WHAT NEEDS TO BE DONE:
Only the lines that contain the string "height" belong in the answer; pull them from the records.

GIVEN INFORMATION:

<<<<

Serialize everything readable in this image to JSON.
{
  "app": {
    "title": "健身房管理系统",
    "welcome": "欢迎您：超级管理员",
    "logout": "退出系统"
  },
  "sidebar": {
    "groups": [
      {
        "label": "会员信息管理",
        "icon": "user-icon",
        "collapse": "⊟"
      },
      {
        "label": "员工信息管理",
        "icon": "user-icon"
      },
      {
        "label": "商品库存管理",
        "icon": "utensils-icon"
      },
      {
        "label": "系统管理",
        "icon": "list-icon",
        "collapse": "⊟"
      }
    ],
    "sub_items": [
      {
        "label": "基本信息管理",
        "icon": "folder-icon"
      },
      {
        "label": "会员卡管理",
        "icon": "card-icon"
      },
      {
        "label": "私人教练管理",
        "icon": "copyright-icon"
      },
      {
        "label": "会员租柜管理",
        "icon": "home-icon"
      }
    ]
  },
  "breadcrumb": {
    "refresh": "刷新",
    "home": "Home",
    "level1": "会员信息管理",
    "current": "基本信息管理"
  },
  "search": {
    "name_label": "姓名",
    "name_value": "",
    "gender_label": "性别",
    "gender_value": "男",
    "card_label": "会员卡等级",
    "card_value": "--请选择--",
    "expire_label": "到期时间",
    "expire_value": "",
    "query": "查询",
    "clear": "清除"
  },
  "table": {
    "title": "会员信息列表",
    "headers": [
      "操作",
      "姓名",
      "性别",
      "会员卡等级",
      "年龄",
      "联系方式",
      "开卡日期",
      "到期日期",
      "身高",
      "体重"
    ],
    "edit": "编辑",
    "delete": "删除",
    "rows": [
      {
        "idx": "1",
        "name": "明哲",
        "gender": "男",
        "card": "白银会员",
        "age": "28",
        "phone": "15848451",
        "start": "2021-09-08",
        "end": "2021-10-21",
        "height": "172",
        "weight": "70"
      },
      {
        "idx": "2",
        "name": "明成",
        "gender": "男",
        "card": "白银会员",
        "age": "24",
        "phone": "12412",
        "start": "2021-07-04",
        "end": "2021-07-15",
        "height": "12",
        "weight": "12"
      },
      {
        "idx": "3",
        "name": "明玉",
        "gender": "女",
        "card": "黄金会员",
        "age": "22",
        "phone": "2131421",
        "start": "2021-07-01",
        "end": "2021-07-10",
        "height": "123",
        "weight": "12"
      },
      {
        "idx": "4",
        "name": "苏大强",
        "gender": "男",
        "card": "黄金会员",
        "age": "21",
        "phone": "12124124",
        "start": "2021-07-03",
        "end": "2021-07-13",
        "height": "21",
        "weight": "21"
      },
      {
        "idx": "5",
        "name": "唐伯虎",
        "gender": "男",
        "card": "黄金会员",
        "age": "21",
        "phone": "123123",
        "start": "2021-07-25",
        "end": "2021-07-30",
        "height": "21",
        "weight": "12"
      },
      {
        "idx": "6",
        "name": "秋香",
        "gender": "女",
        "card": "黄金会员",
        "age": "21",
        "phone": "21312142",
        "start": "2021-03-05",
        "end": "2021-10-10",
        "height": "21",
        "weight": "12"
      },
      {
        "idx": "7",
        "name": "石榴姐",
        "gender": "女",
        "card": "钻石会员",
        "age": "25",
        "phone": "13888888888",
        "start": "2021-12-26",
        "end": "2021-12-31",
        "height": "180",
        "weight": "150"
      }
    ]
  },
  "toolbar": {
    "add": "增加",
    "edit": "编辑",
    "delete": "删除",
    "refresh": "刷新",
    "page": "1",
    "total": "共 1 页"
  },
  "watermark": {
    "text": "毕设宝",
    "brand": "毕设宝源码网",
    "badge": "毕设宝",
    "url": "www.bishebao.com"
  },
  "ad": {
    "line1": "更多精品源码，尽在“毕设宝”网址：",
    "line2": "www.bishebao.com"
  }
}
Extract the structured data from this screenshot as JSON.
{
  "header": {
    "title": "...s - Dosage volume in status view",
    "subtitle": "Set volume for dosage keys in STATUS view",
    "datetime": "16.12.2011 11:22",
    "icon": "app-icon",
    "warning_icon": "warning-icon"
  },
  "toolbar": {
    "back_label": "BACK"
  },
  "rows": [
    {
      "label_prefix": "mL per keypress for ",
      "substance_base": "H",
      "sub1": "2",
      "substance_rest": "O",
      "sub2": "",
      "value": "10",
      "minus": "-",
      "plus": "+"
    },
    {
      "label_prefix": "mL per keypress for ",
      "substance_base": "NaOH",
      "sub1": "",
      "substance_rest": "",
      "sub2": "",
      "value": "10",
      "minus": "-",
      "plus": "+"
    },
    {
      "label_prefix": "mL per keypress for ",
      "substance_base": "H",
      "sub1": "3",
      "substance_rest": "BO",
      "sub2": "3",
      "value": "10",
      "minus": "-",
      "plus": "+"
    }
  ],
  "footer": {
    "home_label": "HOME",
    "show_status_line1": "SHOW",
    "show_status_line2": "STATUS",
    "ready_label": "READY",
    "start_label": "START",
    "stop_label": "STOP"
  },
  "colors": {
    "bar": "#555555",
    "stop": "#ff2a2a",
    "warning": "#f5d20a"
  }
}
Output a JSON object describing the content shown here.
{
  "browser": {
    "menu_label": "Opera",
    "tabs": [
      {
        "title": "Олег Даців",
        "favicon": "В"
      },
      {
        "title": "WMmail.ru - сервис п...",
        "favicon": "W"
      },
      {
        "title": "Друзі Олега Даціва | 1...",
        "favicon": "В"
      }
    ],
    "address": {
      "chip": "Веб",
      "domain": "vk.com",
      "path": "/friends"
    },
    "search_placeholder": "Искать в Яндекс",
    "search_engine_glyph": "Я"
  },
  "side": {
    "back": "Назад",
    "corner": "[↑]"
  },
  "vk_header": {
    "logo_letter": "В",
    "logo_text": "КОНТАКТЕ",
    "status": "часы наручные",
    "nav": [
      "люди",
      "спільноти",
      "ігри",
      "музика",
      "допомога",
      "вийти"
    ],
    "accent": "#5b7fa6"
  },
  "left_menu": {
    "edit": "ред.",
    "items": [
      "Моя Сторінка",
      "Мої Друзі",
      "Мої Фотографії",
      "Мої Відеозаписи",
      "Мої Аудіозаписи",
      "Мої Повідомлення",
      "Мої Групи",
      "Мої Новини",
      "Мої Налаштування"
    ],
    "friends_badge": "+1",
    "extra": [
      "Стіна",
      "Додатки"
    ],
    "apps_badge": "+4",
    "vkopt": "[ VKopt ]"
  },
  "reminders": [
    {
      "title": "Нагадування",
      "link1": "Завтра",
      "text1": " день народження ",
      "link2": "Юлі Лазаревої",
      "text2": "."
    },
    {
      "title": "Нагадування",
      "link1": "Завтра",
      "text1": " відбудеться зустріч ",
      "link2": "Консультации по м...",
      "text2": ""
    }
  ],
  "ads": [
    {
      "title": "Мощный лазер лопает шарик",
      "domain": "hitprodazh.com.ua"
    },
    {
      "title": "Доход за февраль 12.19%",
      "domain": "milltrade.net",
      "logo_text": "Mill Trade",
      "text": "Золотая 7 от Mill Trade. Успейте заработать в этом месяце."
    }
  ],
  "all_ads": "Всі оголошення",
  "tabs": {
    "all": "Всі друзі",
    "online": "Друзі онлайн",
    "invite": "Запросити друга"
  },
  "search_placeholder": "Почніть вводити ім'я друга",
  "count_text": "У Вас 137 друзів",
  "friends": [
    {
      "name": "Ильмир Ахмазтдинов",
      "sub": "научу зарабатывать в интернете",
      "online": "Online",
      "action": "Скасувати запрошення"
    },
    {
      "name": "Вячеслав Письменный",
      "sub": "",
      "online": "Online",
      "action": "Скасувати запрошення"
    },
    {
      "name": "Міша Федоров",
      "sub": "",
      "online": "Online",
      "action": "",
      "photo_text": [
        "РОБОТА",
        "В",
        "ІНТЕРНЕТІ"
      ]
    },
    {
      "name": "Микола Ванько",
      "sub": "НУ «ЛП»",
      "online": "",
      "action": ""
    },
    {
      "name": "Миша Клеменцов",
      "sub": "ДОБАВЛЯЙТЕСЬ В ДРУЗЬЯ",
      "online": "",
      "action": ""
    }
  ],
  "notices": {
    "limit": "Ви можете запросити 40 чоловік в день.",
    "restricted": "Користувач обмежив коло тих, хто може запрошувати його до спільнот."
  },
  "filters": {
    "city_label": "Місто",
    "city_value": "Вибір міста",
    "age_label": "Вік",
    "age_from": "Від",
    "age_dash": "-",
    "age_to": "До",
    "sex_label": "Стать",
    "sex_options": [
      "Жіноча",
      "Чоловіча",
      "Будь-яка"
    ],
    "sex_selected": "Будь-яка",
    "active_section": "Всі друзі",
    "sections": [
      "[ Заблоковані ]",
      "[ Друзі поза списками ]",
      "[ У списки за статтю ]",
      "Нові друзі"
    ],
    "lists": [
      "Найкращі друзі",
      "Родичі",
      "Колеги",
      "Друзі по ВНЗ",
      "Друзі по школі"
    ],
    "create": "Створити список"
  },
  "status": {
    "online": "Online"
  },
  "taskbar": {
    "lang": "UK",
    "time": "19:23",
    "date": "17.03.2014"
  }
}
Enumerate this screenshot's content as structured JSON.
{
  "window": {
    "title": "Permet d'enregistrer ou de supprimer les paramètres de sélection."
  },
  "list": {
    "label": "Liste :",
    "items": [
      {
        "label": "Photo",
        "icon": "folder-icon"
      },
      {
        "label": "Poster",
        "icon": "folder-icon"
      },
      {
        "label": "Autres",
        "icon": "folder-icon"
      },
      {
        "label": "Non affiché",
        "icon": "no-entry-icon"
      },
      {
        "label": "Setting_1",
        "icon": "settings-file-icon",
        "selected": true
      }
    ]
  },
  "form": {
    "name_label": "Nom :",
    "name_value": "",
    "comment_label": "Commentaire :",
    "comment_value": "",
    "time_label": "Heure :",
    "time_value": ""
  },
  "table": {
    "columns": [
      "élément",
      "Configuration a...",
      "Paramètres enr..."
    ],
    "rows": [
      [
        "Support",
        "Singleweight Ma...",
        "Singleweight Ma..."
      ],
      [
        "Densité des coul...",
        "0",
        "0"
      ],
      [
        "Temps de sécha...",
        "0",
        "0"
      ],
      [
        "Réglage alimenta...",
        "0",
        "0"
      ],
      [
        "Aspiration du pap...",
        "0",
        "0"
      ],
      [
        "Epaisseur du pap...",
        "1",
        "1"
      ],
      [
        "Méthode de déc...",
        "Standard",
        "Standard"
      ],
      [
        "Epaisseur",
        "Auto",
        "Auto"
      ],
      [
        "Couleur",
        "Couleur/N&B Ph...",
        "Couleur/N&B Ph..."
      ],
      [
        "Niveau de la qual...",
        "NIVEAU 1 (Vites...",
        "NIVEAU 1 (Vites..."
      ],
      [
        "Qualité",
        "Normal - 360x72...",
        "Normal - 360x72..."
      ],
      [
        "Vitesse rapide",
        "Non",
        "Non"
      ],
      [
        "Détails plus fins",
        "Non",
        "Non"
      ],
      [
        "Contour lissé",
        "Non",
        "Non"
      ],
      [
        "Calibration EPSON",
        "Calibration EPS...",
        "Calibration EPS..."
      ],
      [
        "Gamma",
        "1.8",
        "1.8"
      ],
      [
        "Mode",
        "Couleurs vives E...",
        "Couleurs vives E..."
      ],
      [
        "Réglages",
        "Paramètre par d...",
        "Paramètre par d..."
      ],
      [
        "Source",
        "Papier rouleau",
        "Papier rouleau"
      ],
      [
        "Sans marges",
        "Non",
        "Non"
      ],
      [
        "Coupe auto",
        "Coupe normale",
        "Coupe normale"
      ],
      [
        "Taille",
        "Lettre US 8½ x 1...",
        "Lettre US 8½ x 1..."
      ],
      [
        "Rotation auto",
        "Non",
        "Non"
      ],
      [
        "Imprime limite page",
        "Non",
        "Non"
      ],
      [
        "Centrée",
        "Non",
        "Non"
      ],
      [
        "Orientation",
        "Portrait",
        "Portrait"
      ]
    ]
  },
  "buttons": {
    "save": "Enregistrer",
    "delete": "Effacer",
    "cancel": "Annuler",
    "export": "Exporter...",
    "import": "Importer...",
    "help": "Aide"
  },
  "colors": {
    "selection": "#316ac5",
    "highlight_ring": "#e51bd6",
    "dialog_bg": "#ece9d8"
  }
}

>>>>

SOLUTION:
        "height": "172",
        "height": "12",
        "height": "123",
        "height": "21",
        "height": "21",
        "height": "21",
        "height": "180",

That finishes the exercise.